This blog post discusses the need for every business owner to actively strategize, document, and even practice their disaster recovery plans. Your disaster recovery plan should address not only the disaster that results from the risk of litigation, but also the many ways mother nature and life itself can throw a wrench in your ability to sustain business operations. So, here's some things to consider.
In these litigious times, every business and every business owner is at risk. In addition to those who would rather sue you for the slightest of missteps, business owners also must deal with the ever-present threat of fires, floods, snowstorms, theft, data loss, and a laundry list of other threats. Every business, large or small, needs the right business insurance so they are protected against loss. Small businesses are at risk for the very reason that they are small. But, like any other aspect of running a business, the key to survival is preparation.
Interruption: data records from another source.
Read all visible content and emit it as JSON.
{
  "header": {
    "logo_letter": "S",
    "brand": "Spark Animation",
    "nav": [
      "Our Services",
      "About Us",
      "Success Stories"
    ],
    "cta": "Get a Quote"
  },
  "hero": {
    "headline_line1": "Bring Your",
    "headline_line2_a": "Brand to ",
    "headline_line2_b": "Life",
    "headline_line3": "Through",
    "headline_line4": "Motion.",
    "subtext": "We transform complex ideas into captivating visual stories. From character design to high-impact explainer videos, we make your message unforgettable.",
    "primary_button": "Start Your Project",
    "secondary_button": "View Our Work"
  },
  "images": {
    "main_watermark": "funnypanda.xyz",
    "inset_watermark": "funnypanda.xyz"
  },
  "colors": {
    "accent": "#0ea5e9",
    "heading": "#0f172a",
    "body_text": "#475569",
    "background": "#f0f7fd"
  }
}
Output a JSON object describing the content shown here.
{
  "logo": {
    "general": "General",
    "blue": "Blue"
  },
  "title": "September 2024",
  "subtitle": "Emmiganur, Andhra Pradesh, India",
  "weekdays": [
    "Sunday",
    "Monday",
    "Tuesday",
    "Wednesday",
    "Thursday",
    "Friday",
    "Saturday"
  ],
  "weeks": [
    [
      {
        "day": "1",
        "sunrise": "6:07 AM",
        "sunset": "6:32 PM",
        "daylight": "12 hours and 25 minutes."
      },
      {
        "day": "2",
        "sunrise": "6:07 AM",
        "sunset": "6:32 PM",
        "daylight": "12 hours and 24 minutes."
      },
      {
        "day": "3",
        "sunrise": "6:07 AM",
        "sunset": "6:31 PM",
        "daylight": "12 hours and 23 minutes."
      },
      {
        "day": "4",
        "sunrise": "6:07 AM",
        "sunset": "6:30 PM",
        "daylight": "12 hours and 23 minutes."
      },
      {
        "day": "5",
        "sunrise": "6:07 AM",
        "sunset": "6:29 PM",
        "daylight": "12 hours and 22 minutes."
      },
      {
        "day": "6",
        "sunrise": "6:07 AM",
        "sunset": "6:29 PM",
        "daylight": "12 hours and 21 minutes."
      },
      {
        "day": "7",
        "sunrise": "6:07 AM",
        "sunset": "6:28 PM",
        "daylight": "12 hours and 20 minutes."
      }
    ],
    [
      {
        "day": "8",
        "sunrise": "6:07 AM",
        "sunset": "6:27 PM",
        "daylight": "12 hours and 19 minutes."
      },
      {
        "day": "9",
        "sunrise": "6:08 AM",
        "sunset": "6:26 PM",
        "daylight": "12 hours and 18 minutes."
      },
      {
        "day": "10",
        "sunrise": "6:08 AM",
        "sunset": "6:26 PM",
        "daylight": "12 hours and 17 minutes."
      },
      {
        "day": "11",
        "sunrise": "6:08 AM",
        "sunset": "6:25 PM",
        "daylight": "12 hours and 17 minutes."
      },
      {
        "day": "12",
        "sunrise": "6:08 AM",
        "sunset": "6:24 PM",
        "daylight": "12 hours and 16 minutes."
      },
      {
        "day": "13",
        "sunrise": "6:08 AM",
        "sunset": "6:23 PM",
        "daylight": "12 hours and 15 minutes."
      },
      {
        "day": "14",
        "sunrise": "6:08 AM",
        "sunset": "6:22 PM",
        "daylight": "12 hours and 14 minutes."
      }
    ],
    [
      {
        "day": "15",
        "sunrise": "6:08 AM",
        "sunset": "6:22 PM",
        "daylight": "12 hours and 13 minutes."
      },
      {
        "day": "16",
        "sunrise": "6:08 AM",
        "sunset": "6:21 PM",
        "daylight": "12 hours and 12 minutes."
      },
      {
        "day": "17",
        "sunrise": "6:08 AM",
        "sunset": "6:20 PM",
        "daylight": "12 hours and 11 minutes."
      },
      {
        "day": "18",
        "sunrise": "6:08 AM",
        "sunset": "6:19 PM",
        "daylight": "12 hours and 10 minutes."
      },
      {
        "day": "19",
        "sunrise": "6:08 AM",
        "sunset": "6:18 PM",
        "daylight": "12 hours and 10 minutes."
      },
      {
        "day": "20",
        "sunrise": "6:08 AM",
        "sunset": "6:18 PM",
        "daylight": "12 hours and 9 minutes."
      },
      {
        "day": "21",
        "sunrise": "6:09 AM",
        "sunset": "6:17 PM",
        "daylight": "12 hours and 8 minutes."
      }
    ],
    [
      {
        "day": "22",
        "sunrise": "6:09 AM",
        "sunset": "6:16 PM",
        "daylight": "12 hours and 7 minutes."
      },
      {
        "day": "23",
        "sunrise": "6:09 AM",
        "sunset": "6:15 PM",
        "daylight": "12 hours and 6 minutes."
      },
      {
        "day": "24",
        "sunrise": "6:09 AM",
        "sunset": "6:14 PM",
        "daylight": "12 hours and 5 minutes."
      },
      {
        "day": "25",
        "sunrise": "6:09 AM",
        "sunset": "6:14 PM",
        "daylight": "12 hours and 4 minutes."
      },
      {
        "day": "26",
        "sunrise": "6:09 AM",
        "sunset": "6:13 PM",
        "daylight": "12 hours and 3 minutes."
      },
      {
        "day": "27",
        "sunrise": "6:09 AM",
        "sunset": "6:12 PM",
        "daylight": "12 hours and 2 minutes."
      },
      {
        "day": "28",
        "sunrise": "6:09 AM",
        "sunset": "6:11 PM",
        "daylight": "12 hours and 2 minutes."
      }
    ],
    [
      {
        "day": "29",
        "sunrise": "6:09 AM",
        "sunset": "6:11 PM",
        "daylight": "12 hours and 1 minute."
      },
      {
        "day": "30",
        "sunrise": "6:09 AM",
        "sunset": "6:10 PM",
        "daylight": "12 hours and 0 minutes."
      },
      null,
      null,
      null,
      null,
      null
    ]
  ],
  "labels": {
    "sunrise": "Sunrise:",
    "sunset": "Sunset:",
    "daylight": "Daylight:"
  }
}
Here are some considerations when drafting your business disaster recovery and continuity of operations plan:
- Assess your risks. Before you can begin creating a plan to deal with disasters, you need to come up with a list of external events that can hurt your company. Think through all the threats that could cause damage to your business, and determine how they might affect you. These can be natural events, such as a tornado or flood, or man-made ones, like robbery or fire.
- Prioritize business functions. Decide the order in which certain business operations will be and should be restored in the event of an interruption. Functions that bring in more business and generate more sales should be your first priorities. Having the proper business insurance coverage for those operations can help you recoup your losses and get the most critical functions of your business rolling again.
- Develop prevention and mitigation strategies. Once you've determined your business's most important functions, the next step is to come up with strategies around them to prevent and mitigate the various types of disasters you may encounter. For example, if electrical power is a crucial operations item, your recovery strategy should include ways to quickly correct a power failure.
- Test and maintain your plan. You don't want your first test to be the real event. When your plans are developed, test them out: Have your team walk through the steps of your disaster-recovery plan. If you can't do what needs to be done, figure out how to modify the plan so your recovery goals can be achieved.